The results are less-than-super news:
- In some states, physician-dispensed scripts are more than 40% of the worker’s comp market.
- Physician-dispensed pills were 60% to 300% more expensive than retail pharmacies.
- Some physicians routinely prescribe over-the-counter drugs and are paid large multiples of retail cash prices.
- Repackaging frequently inflates Average Wholesale Price (AWP) for physician-dispensed prescriptions
The report is based on more than 750,000 worker’s compensation claims and the 5.7 million prescriptions associated with those claims. The claims are from 23 states and cover work-related injuries from 2006 through 2010, with prescription filled through March 2011.
In my opinion, the data and conclusions are credible, although Joe Paduda of Managed Care Matters reports that one major physician-dispensing technology vendor is unhappy with the study. Yawn.
Note that the WCRI's data and critiques do not apply to dispensing of oral oncology drugs by oncology practices, as discussed in Oral Oncology Channel Battle: Payers vs. Providers. As far as I know, oral oncology drugs are rarely (if ever) repackaged. Plus, dispensing from oncology-practice affiliated pharmacies is still a small portion of the oncology market.
SUPER MARGIN RELOCATION PROGRAM

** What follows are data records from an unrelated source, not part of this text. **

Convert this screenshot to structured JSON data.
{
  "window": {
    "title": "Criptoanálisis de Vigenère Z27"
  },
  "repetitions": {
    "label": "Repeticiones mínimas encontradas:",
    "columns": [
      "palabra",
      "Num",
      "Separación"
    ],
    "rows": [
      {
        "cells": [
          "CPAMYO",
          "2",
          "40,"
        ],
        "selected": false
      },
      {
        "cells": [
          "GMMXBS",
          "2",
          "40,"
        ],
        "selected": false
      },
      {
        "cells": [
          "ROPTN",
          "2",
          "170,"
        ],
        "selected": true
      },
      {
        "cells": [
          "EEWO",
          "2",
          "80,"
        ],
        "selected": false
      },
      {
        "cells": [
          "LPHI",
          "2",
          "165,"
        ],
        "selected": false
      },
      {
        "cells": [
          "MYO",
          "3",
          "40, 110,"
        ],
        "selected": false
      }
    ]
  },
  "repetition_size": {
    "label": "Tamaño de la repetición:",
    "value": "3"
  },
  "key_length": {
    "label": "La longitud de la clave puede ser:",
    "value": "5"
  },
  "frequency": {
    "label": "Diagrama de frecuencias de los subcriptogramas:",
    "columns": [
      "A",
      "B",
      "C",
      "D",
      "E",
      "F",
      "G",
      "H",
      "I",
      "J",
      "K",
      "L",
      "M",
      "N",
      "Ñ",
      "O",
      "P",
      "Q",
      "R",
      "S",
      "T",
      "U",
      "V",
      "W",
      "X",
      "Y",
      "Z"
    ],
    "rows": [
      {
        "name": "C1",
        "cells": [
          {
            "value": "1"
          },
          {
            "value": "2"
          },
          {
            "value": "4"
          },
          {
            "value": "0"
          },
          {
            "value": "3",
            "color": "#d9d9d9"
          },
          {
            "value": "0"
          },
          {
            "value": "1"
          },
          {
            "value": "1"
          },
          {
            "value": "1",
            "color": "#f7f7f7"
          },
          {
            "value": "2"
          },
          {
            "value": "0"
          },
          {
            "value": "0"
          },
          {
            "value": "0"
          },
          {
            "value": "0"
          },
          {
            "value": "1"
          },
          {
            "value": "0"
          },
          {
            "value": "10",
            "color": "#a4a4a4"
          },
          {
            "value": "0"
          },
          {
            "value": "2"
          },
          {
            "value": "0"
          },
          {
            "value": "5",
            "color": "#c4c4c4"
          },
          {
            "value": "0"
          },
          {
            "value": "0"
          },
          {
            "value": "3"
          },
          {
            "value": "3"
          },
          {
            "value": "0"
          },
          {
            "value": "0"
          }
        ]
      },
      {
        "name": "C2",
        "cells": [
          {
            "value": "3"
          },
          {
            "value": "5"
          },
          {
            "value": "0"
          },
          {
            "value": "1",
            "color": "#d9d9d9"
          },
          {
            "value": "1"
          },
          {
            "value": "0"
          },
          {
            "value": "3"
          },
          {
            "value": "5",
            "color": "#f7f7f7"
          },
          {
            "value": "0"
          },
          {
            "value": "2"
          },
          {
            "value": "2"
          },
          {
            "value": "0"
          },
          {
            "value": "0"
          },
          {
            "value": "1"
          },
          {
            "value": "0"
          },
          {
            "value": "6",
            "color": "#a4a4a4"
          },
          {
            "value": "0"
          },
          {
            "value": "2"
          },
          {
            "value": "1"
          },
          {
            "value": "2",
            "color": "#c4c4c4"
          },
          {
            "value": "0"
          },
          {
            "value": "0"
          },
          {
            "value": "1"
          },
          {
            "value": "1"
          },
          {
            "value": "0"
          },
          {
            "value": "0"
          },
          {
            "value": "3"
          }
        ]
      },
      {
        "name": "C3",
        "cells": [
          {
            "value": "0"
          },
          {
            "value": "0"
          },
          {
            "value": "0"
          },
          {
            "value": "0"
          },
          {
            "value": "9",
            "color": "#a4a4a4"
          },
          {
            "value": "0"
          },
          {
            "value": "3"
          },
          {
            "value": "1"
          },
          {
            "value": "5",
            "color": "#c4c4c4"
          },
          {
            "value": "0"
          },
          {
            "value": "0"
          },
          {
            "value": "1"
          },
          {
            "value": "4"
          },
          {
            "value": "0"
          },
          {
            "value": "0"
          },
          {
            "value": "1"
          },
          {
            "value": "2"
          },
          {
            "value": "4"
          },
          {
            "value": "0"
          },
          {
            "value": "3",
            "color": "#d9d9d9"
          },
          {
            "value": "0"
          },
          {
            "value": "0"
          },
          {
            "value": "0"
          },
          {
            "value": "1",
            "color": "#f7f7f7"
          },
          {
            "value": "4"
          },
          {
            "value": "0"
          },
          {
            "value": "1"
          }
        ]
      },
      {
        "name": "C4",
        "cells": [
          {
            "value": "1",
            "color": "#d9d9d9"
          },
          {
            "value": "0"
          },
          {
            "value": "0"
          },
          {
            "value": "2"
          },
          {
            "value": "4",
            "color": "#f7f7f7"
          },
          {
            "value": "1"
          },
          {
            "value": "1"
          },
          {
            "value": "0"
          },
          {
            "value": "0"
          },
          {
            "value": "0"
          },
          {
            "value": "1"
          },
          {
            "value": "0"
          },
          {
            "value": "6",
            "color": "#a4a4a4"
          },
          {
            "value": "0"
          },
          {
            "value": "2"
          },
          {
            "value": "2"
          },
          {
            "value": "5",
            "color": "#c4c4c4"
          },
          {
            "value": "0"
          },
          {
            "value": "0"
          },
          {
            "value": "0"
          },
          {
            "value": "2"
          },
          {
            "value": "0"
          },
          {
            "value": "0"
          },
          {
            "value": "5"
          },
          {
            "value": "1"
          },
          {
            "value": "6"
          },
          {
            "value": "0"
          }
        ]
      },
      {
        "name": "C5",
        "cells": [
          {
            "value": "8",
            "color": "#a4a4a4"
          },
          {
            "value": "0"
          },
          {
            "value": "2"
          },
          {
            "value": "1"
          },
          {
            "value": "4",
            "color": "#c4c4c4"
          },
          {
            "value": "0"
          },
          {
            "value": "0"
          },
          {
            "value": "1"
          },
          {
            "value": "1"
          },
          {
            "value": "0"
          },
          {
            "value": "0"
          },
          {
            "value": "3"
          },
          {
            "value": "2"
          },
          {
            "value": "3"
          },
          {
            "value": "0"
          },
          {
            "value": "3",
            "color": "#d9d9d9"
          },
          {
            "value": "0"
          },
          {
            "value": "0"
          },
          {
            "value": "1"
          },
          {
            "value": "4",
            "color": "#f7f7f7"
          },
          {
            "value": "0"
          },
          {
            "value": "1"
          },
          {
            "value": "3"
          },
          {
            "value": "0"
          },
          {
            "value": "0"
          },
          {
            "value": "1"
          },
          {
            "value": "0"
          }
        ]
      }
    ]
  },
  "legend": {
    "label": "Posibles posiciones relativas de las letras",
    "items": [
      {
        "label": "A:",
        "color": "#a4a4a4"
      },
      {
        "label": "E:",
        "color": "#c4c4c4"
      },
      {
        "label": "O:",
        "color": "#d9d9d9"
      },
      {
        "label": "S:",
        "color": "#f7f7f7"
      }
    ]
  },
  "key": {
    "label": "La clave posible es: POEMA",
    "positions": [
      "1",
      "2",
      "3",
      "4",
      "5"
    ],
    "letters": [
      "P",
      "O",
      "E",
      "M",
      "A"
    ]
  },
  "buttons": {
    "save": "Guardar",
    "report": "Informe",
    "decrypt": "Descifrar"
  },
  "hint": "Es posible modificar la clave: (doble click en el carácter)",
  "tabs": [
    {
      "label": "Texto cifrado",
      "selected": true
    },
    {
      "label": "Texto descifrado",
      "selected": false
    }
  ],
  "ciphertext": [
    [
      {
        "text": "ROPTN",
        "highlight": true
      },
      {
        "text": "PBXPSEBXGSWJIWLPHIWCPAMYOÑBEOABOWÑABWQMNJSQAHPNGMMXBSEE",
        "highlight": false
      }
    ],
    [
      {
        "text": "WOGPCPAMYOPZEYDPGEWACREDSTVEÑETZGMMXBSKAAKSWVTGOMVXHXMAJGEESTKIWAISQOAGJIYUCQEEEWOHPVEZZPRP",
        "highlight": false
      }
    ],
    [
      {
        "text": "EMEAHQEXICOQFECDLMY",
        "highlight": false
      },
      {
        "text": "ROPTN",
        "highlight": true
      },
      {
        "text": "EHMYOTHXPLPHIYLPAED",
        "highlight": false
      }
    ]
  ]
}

Physician-dispensed worker’s compensation scripts are a surprisingly large share of the market. Physician dispensing is more than 40% of scripts paid by worker’s compensation in such large states as California, Illinois, and Florida.
Three states—Massachusetts, New York, and Texas—generally prohibit physician dispensing, although a practice can usually dispense drugs if it obtains a separate pharmacy license. Appendix A of the report has a very helpful guide to state laws regarding physician dispensing and reimbursement.
The most damning evidence comes from a comparison of reimbursement paid to pharmacies vs. physicians. Prices per pill paid to physicians were 60% to 300% higher than prices paid to pharmacies. Here’s a snapshot of prices per pill for hydrocone-acetaminophen (Vicodin) in three states:
Some physicians also routinely prescribe over-the-counter drugs, such as omeprazole (Prilosec) and randitidine HCL (Zantac). In four states, these two drugs accounted for about 8% to 11% of all physician-prescribed worker’s compensation prescription claims. Even more startling, prices were 5 to 15 times higher than retail prices at a major chain drugstore.
Illinois illustrates the warped incentives that created this system.
In the Land of Lincoln, physician-dispensed worker’s comp drugs are reimbursed at Average Wholesale Price (AWP) plus $4.18. There is no requirement that the original manufacturer’s National Drug Code be used for pricing, although the state is apparently reconsidering this approach.
Compare that rate with the discounts paid to retail pharmacies. According to PBMI’s 2011-12 Prescription Drug Benefit Cost and Plan Design Survey, 30-day retail prescriptions are paid at AWP minus 16.4% plus an average dispensing fee of $1.54.
For a prescription with an AWP of $200, the physician-dispensed prescription would be $204.18, while the pharmacy-dispensed prescription would be only $168.74.
Nice work if you can get away with it.
A REPACKAGING MIRAGE
As the report notes, repackaging companies help make physician-dispensed drugs even more profitable.
All U.S. drugs are identified and reported using a universal product identifier called the National Drug Code (NDC). The first segment of a product’s NDC identifies the Labeler for a specific drug product. Each Labeler is assigned a unique 4 or 5 digit code by the FDA.
Repackaged drugs are drugs manufactured by FDA-licensed manufacturers and purchased in bulk by FDA-regulated repackaging companies. When these companies repackage the drugs, they can assign a new NDC number to the repackaged drug and then report a new Average Wholesale Price (AWP) for this "new" NDC.
Prest-o, change-o! The AWP can fly!
A 2009 GAO study—Brand-Name Prescription Drug Pricing: Lack of Therapeutically Equivalent Drugs and Limited Competition May Contribute to Extraordinary Price Increases—shed light on this issue. The report found that most repackaged drugs are typically sold to health care providers—hospitals or physician’s offices—who then resell them to patients. Apparently, this report escaped the attention of the folks administering worker’s compensation programs.
Believe it or not, California altered the incentives by requiring equal payments for physician- and pharmacy-dispensed prescriptions. In 2007, California required that the fee schedule for physician-dispensed drugs be based on the original manufacturer NDC for the drug.
Magically, the price premium for physician-dispensed drugs vanished, and the percentage of scripts for repackaged drugs plummeted. Shocking, right?
If you have any interest in physician-dispensing, then I suggest you purchase this report. I learned a lot about this murky market.